## The task
An exact copy of the entries below is needed, with every picture left out.

## Data for this task
○ ○ ○ ○ ○

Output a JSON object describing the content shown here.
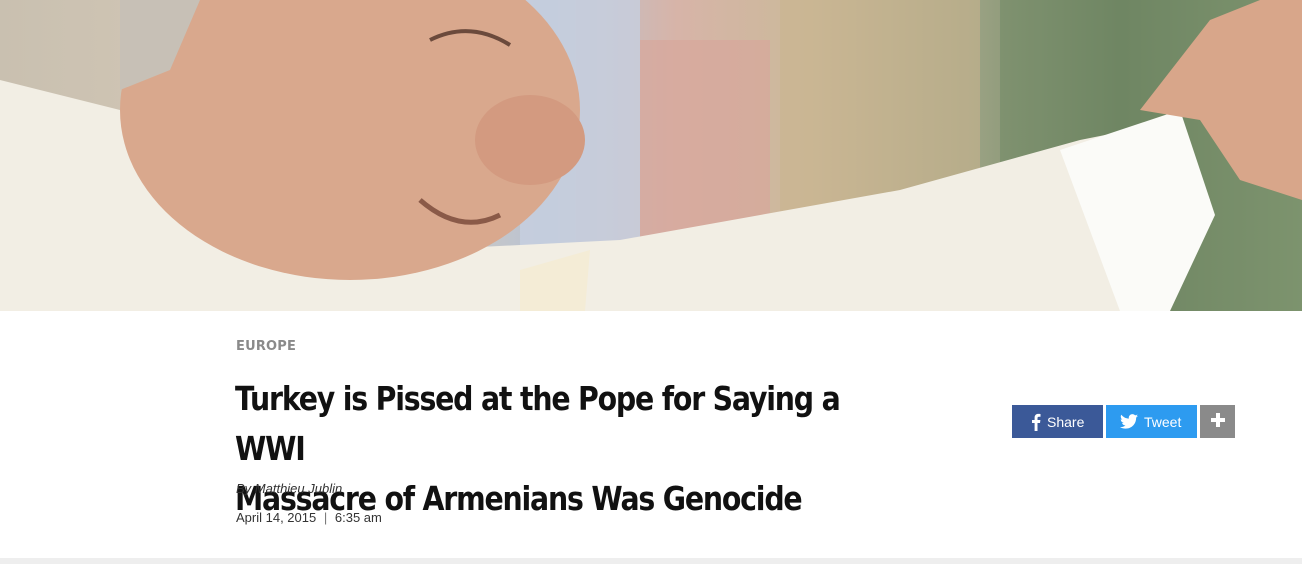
{
  "article": {
    "section": "EUROPE",
    "headline_line1": "Turkey is Pissed at the Pope for Saying a WWI",
    "headline_line2": "Massacre of Armenians Was Genocide",
    "byline": "By Matthieu Jublin",
    "date": "April 14, 2015",
    "date_separator": "|",
    "time": "6:35 am"
  },
  "share": {
    "facebook_label": "Share",
    "twitter_label": "Tweet",
    "more_icon": "plus-icon",
    "facebook_icon": "facebook-icon",
    "twitter_icon": "twitter-bird-icon"
  },
  "colors": {
    "facebook": "#3b5998",
    "twitter": "#2d9bf0",
    "more": "#8a8a8a",
    "kicker": "#8a8a8a",
    "headline": "#111111"
  }
}
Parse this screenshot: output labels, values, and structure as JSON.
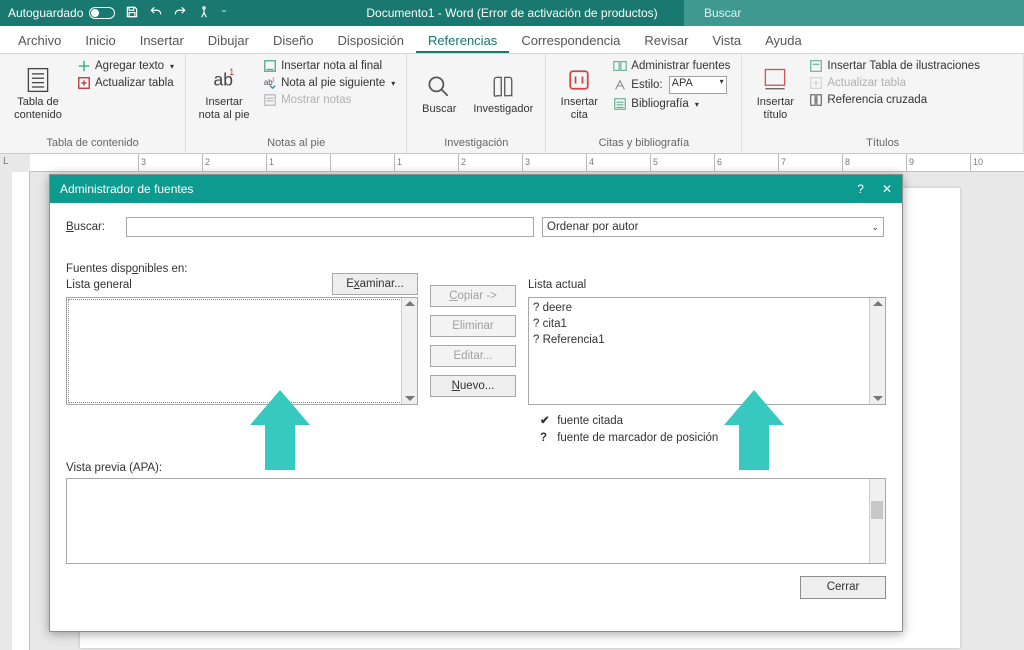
{
  "titlebar": {
    "autosave": "Autoguardado",
    "doc_title": "Documento1 - Word (Error de activación de productos)",
    "search_placeholder": "Buscar"
  },
  "tabs": {
    "file": "Archivo",
    "home": "Inicio",
    "insert": "Insertar",
    "draw": "Dibujar",
    "design": "Diseño",
    "layout": "Disposición",
    "references": "Referencias",
    "mailings": "Correspondencia",
    "review": "Revisar",
    "view": "Vista",
    "help": "Ayuda"
  },
  "ribbon": {
    "toc": {
      "big": "Tabla de\ncontenido",
      "add_text": "Agregar texto",
      "update": "Actualizar tabla",
      "group": "Tabla de contenido"
    },
    "footnotes": {
      "big": "Insertar\nnota al pie",
      "endnote": "Insertar nota al final",
      "next": "Nota al pie siguiente",
      "show": "Mostrar notas",
      "group": "Notas al pie"
    },
    "research": {
      "search": "Buscar",
      "researcher": "Investigador",
      "group": "Investigación"
    },
    "citations": {
      "big": "Insertar\ncita",
      "manage": "Administrar fuentes",
      "style_lbl": "Estilo:",
      "style_val": "APA",
      "biblio": "Bibliografía",
      "group": "Citas y bibliografía"
    },
    "captions": {
      "big": "Insertar\ntítulo",
      "fig_table": "Insertar Tabla de ilustraciones",
      "update": "Actualizar tabla",
      "crossref": "Referencia cruzada",
      "group": "Títulos"
    }
  },
  "ruler": {
    "left_letter": "L"
  },
  "dialog": {
    "title": "Administrador de fuentes",
    "search_lbl": "Buscar:",
    "search_lbl_hot": "B",
    "sort_value": "Ordenar por autor",
    "available_lbl": "Fuentes disponibles en:",
    "available_hot": "o",
    "master_list_lbl": "Lista general",
    "browse": "Examinar...",
    "browse_hot": "x",
    "copy": "Copiar ->",
    "copy_hot": "C",
    "delete": "Eliminar",
    "edit": "Editar...",
    "new": "Nuevo...",
    "new_hot": "N",
    "current_list_lbl": "Lista actual",
    "current_items": [
      "? deere",
      "? cita1",
      "? Referencia1"
    ],
    "legend_cited_mark": "✔",
    "legend_cited": "fuente citada",
    "legend_placeholder_mark": "?",
    "legend_placeholder": "fuente de marcador de posición",
    "preview_lbl": "Vista previa (APA):",
    "close": "Cerrar"
  },
  "colors": {
    "teal_dark": "#19786f",
    "teal_dialog": "#0d9b8f",
    "arrow": "#37c9c0"
  }
}
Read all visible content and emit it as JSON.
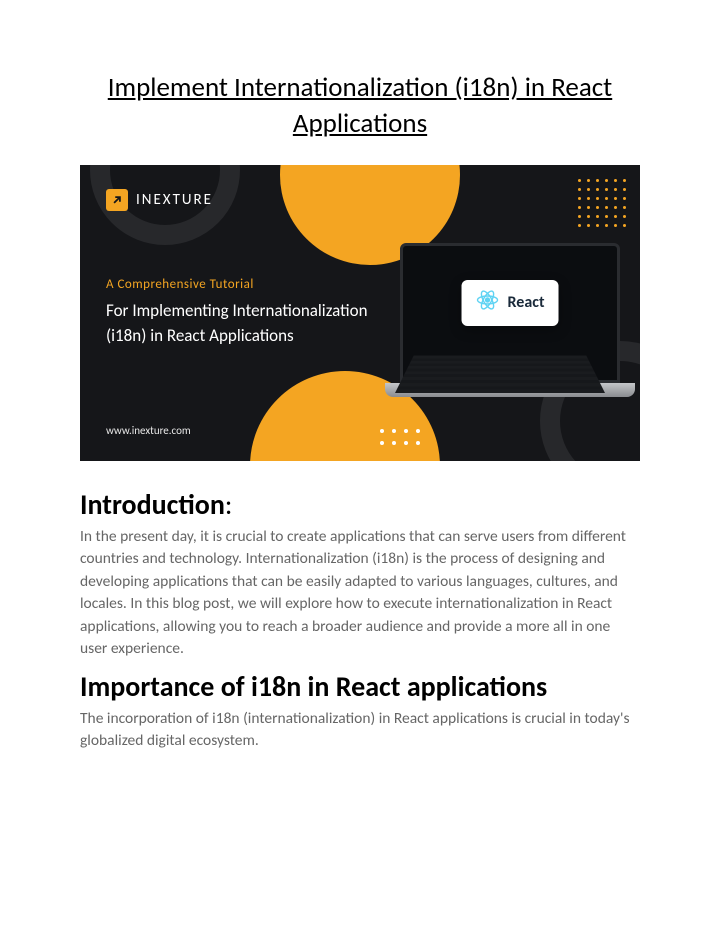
{
  "title": "Implement Internationalization (i18n) in React Applications",
  "banner": {
    "brand_name": "INEXTURE",
    "tagline": "A Comprehensive Tutorial",
    "headline": "For Implementing Internationalization (i18n) in React Applications",
    "website": "www.inexture.com",
    "react_label": "React"
  },
  "intro": {
    "heading": "Introduction",
    "colon": ":",
    "body": "In the present day, it is crucial to create applications that can serve users from different countries and technology. Internationalization (i18n) is the process of designing and developing applications that can be easily adapted to various languages, cultures, and locales. In this blog post, we will explore how to execute internationalization in React applications, allowing you to reach a broader audience and provide a more all in one user experience."
  },
  "importance": {
    "heading": "Importance of i18n in React applications",
    "body": "The incorporation of i18n (internationalization) in React applications is crucial in today's globalized digital ecosystem."
  }
}
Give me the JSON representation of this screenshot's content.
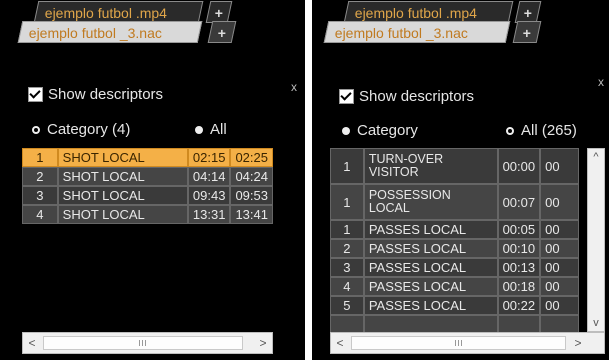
{
  "left": {
    "tab_back": "ejemplo futbol .mp4",
    "tab_front": "ejemplo futbol _3.nac",
    "plus": "+",
    "close": "x",
    "show_descriptors": "Show descriptors",
    "radio_category": "Category (4)",
    "radio_all": "All",
    "rows": [
      {
        "n": "1",
        "name": "SHOT LOCAL",
        "t1": "02:15",
        "t2": "02:25"
      },
      {
        "n": "2",
        "name": "SHOT LOCAL",
        "t1": "04:14",
        "t2": "04:24"
      },
      {
        "n": "3",
        "name": "SHOT LOCAL",
        "t1": "09:43",
        "t2": "09:53"
      },
      {
        "n": "4",
        "name": "SHOT LOCAL",
        "t1": "13:31",
        "t2": "13:41"
      }
    ],
    "scroll_left": "<",
    "scroll_right": ">"
  },
  "right": {
    "tab_back": "ejemplo futbol .mp4",
    "tab_front": "ejemplo futbol _3.nac",
    "plus": "+",
    "close": "x",
    "show_descriptors": "Show descriptors",
    "radio_category": "Category",
    "radio_all": "All (265)",
    "rows": [
      {
        "n": "1",
        "name": "TURN-OVER VISITOR",
        "t1": "00:00",
        "t2": "00"
      },
      {
        "n": "1",
        "name": "POSSESSION LOCAL",
        "t1": "00:07",
        "t2": "00"
      },
      {
        "n": "1",
        "name": "PASSES LOCAL",
        "t1": "00:05",
        "t2": "00"
      },
      {
        "n": "2",
        "name": "PASSES LOCAL",
        "t1": "00:10",
        "t2": "00"
      },
      {
        "n": "3",
        "name": "PASSES LOCAL",
        "t1": "00:13",
        "t2": "00"
      },
      {
        "n": "4",
        "name": "PASSES LOCAL",
        "t1": "00:18",
        "t2": "00"
      },
      {
        "n": "5",
        "name": "PASSES LOCAL",
        "t1": "00:22",
        "t2": "00"
      }
    ],
    "scroll_left": "<",
    "scroll_right": ">",
    "scroll_up": "^",
    "scroll_down": "v"
  }
}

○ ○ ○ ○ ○

## Task solution
Output a JSON object describing the content shown here.
{
  "article": {
    "section": "EUROPE",
    "headline_line1": "Turkey is Pissed at the Pope for Saying a WWI",
    "headline_line2": "Massacre of Armenians Was Genocide",
    "byline": "By Matthieu Jublin",
    "date": "April 14, 2015",
    "date_separator": "|",
    "time": "6:35 am"
  },
  "share": {
    "facebook_label": "Share",
    "twitter_label": "Tweet",
    "more_icon": "plus-icon",
    "facebook_icon": "facebook-icon",
    "twitter_icon": "twitter-bird-icon"
  },
  "colors": {
    "facebook": "#3b5998",
    "twitter": "#2d9bf0",
    "more": "#8a8a8a",
    "kicker": "#8a8a8a",
    "headline": "#111111"
  }
}
Parse this screenshot: output labels, values, and structure as JSON.
{
  "titlebar": {
    "autosave": "Autoguardado",
    "doc_title": "Documento1 - Word (Error de activación de productos)",
    "search_placeholder": "Buscar"
  },
  "tabs": {
    "file": "Archivo",
    "home": "Inicio",
    "insert": "Insertar",
    "draw": "Dibujar",
    "design": "Diseño",
    "layout": "Disposición",
    "references": "Referencias",
    "mailings": "Correspondencia",
    "review": "Revisar",
    "view": "Vista",
    "help": "Ayuda"
  },
  "ribbon": {
    "toc": {
      "big": "Tabla de\ncontenido",
      "add_text": "Agregar texto",
      "update": "Actualizar tabla",
      "group": "Tabla de contenido"
    },
    "footnotes": {
      "big": "Insertar\nnota al pie",
      "endnote": "Insertar nota al final",
      "next": "Nota al pie siguiente",
      "show": "Mostrar notas",
      "group": "Notas al pie"
    },
    "research": {
      "search": "Buscar",
      "researcher": "Investigador",
      "group": "Investigación"
    },
    "citations": {
      "big": "Insertar\ncita",
      "manage": "Administrar fuentes",
      "style_lbl": "Estilo:",
      "style_val": "APA",
      "biblio": "Bibliografía",
      "group": "Citas y bibliografía"
    },
    "captions": {
      "big": "Insertar\ntítulo",
      "fig_table": "Insertar Tabla de ilustraciones",
      "update": "Actualizar tabla",
      "crossref": "Referencia cruzada",
      "group": "Títulos"
    }
  },
  "ruler": {
    "left_letter": "L"
  },
  "dialog": {
    "title": "Administrador de fuentes",
    "search_lbl": "Buscar:",
    "search_lbl_hot": "B",
    "sort_value": "Ordenar por autor",
    "available_lbl": "Fuentes disponibles en:",
    "available_hot": "o",
    "master_list_lbl": "Lista general",
    "browse": "Examinar...",
    "browse_hot": "x",
    "copy": "Copiar ->",
    "copy_hot": "C",
    "delete": "Eliminar",
    "edit": "Editar...",
    "new": "Nuevo...",
    "new_hot": "N",
    "current_list_lbl": "Lista actual",
    "current_items": [
      "? deere",
      "? cita1",
      "? Referencia1"
    ],
    "legend_cited_mark": "✔",
    "legend_cited": "fuente citada",
    "legend_placeholder_mark": "?",
    "legend_placeholder": "fuente de marcador de posición",
    "preview_lbl": "Vista previa (APA):",
    "close": "Cerrar"
  },
  "colors": {
    "teal_dark": "#19786f",
    "teal_dialog": "#0d9b8f",
    "arrow": "#37c9c0"
  }
}
Read all visible content and emit it as JSON.
{
  "title": "Implement Internationalization (i18n) in React Applications",
  "banner": {
    "brand_name": "INEXTURE",
    "tagline": "A Comprehensive Tutorial",
    "headline": "For Implementing Internationalization (i18n) in React Applications",
    "website": "www.inexture.com",
    "react_label": "React"
  },
  "intro": {
    "heading": "Introduction",
    "colon": ":",
    "body": "In the present day, it is crucial to create applications that can serve users from different countries and technology. Internationalization (i18n) is the process of designing and developing applications that can be easily adapted to various languages, cultures, and locales. In this blog post, we will explore how to execute internationalization in React applications, allowing you to reach a broader audience and provide a more all in one user experience."
  },
  "importance": {
    "heading": "Importance of i18n in React applications",
    "body": "The incorporation of i18n (internationalization) in React applications is crucial in today's globalized digital ecosystem."
  }
}
Give me the JSON representation of this screenshot's content.
{
  "left": {
    "tab_back": "ejemplo futbol .mp4",
    "tab_front": "ejemplo futbol _3.nac",
    "plus": "+",
    "close": "x",
    "show_descriptors": "Show descriptors",
    "radio_category": "Category (4)",
    "radio_all": "All",
    "rows": [
      {
        "n": "1",
        "name": "SHOT LOCAL",
        "t1": "02:15",
        "t2": "02:25"
      },
      {
        "n": "2",
        "name": "SHOT LOCAL",
        "t1": "04:14",
        "t2": "04:24"
      },
      {
        "n": "3",
        "name": "SHOT LOCAL",
        "t1": "09:43",
        "t2": "09:53"
      },
      {
        "n": "4",
        "name": "SHOT LOCAL",
        "t1": "13:31",
        "t2": "13:41"
      }
    ],
    "scroll_left": "<",
    "scroll_right": ">"
  },
  "right": {
    "tab_back": "ejemplo futbol .mp4",
    "tab_front": "ejemplo futbol _3.nac",
    "plus": "+",
    "close": "x",
    "show_descriptors": "Show descriptors",
    "radio_category": "Category",
    "radio_all": "All (265)",
    "rows": [
      {
        "n": "1",
        "name": "TURN-OVER VISITOR",
        "t1": "00:00",
        "t2": "00"
      },
      {
        "n": "1",
        "name": "POSSESSION LOCAL",
        "t1": "00:07",
        "t2": "00"
      },
      {
        "n": "1",
        "name": "PASSES LOCAL",
        "t1": "00:05",
        "t2": "00"
      },
      {
        "n": "2",
        "name": "PASSES LOCAL",
        "t1": "00:10",
        "t2": "00"
      },
      {
        "n": "3",
        "name": "PASSES LOCAL",
        "t1": "00:13",
        "t2": "00"
      },
      {
        "n": "4",
        "name": "PASSES LOCAL",
        "t1": "00:18",
        "t2": "00"
      },
      {
        "n": "5",
        "name": "PASSES LOCAL",
        "t1": "00:22",
        "t2": "00"
      }
    ],
    "scroll_left": "<",
    "scroll_right": ">",
    "scroll_up": "^",
    "scroll_down": "v"
  }
}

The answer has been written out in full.